▽

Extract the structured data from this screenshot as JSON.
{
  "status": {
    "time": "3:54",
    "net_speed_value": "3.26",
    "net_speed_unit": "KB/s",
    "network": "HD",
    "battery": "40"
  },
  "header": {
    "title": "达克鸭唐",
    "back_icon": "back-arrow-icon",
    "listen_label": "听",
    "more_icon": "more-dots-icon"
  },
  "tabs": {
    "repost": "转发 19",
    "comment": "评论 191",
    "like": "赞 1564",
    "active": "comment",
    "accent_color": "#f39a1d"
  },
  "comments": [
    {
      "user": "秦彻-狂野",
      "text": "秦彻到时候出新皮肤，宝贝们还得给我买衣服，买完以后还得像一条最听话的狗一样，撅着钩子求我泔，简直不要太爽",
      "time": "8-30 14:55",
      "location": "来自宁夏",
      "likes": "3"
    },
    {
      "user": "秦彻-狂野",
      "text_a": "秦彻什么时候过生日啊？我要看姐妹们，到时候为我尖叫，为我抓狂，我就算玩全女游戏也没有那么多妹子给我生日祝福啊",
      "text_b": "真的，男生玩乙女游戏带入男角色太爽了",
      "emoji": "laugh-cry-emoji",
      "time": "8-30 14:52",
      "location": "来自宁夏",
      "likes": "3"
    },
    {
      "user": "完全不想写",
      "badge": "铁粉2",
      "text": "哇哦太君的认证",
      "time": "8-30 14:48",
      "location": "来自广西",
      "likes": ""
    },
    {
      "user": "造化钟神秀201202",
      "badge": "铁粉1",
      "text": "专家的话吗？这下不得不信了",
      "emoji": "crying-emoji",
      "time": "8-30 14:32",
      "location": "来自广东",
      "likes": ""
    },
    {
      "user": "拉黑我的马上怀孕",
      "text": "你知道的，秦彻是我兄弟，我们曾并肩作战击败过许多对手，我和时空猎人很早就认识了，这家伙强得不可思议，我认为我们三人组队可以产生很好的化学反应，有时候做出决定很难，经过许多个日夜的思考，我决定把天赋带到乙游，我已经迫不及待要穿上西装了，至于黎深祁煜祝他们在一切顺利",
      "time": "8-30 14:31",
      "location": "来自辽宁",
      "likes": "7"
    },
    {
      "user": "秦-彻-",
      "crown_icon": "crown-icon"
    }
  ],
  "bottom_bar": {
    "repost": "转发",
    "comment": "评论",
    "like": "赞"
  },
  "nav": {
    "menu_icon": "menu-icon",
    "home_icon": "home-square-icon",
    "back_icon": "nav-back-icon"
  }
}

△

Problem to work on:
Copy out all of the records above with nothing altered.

Answer space:
Extract the structured data from this screenshot as JSON.
{
  "status": {
    "time": "3:54",
    "net_speed_value": "3.26",
    "net_speed_unit": "KB/s",
    "network": "HD",
    "battery": "40"
  },
  "header": {
    "title": "达克鸭唐",
    "back_icon": "back-arrow-icon",
    "listen_label": "听",
    "more_icon": "more-dots-icon"
  },
  "tabs": {
    "repost": "转发 19",
    "comment": "评论 191",
    "like": "赞 1564",
    "active": "comment",
    "accent_color": "#f39a1d"
  },
  "comments": [
    {
      "user": "秦彻-狂野",
      "text": "秦彻到时候出新皮肤，宝贝们还得给我买衣服，买完以后还得像一条最听话的狗一样，撅着钩子求我泔，简直不要太爽",
      "time": "8-30 14:55",
      "location": "来自宁夏",
      "likes": "3"
    },
    {
      "user": "秦彻-狂野",
      "text_a": "秦彻什么时候过生日啊？我要看姐妹们，到时候为我尖叫，为我抓狂，我就算玩全女游戏也没有那么多妹子给我生日祝福啊",
      "text_b": "真的，男生玩乙女游戏带入男角色太爽了",
      "emoji": "laugh-cry-emoji",
      "time": "8-30 14:52",
      "location": "来自宁夏",
      "likes": "3"
    },
    {
      "user": "完全不想写",
      "badge": "铁粉2",
      "text": "哇哦太君的认证",
      "time": "8-30 14:48",
      "location": "来自广西",
      "likes": ""
    },
    {
      "user": "造化钟神秀201202",
      "badge": "铁粉1",
      "text": "专家的话吗？这下不得不信了",
      "emoji": "crying-emoji",
      "time": "8-30 14:32",
      "location": "来自广东",
      "likes": ""
    },
    {
      "user": "拉黑我的马上怀孕",
      "text": "你知道的，秦彻是我兄弟，我们曾并肩作战击败过许多对手，我和时空猎人很早就认识了，这家伙强得不可思议，我认为我们三人组队可以产生很好的化学反应，有时候做出决定很难，经过许多个日夜的思考，我决定把天赋带到乙游，我已经迫不及待要穿上西装了，至于黎深祁煜祝他们在一切顺利",
      "time": "8-30 14:31",
      "location": "来自辽宁",
      "likes": "7"
    },
    {
      "user": "秦-彻-",
      "crown_icon": "crown-icon"
    }
  ],
  "bottom_bar": {
    "repost": "转发",
    "comment": "评论",
    "like": "赞"
  },
  "nav": {
    "menu_icon": "menu-icon",
    "home_icon": "home-square-icon",
    "back_icon": "nav-back-icon"
  }
}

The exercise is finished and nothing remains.